Exercise aim:
A bare number is all that is needed: how many lines below contain the string "color"?
───── Materials provided
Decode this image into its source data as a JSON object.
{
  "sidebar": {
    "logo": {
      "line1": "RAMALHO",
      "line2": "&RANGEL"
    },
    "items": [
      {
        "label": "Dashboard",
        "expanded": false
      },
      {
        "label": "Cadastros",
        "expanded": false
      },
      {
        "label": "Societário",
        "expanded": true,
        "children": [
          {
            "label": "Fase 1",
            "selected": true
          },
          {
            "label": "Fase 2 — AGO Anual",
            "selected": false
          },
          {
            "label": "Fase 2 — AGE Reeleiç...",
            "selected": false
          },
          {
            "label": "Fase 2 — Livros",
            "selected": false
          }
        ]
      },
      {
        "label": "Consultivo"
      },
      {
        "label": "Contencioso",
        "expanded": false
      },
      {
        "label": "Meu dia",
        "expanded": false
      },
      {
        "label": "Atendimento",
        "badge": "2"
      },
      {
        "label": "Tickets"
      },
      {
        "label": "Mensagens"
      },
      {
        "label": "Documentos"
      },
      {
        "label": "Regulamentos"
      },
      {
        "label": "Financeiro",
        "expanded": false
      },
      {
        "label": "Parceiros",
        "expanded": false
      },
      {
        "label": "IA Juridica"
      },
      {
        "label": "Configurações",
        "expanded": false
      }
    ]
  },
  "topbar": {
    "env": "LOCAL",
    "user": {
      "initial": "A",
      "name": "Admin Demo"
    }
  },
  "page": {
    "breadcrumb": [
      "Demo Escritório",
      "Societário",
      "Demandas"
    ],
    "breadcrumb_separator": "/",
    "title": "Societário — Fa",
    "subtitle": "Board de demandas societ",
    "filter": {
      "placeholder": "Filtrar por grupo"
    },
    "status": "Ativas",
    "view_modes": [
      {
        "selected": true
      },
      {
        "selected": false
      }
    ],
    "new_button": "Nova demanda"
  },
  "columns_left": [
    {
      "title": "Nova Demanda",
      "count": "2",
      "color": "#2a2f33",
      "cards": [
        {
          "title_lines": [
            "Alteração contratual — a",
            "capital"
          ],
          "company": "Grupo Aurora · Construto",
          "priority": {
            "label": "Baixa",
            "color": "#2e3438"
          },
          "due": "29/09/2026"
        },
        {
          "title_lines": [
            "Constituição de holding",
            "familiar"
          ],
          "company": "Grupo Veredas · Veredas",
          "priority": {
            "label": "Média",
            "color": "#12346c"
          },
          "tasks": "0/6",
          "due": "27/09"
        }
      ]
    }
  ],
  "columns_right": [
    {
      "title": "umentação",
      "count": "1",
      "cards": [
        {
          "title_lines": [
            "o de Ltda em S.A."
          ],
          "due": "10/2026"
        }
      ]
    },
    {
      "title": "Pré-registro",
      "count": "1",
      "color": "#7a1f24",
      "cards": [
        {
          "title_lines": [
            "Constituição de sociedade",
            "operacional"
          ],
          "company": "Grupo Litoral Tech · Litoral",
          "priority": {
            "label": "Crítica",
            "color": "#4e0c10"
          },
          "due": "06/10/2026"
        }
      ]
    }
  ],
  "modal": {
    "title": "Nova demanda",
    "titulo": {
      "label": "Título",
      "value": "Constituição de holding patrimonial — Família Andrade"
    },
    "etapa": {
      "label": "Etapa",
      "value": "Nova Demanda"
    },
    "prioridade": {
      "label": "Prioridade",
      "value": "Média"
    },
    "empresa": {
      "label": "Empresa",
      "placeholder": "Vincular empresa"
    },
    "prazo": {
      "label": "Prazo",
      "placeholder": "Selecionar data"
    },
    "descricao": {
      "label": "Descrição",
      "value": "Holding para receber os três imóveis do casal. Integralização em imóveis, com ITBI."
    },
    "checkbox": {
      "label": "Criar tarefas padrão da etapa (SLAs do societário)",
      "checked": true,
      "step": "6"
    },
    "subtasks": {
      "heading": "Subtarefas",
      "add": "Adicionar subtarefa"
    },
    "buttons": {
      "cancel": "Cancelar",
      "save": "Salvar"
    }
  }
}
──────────
Solution to this problem:
5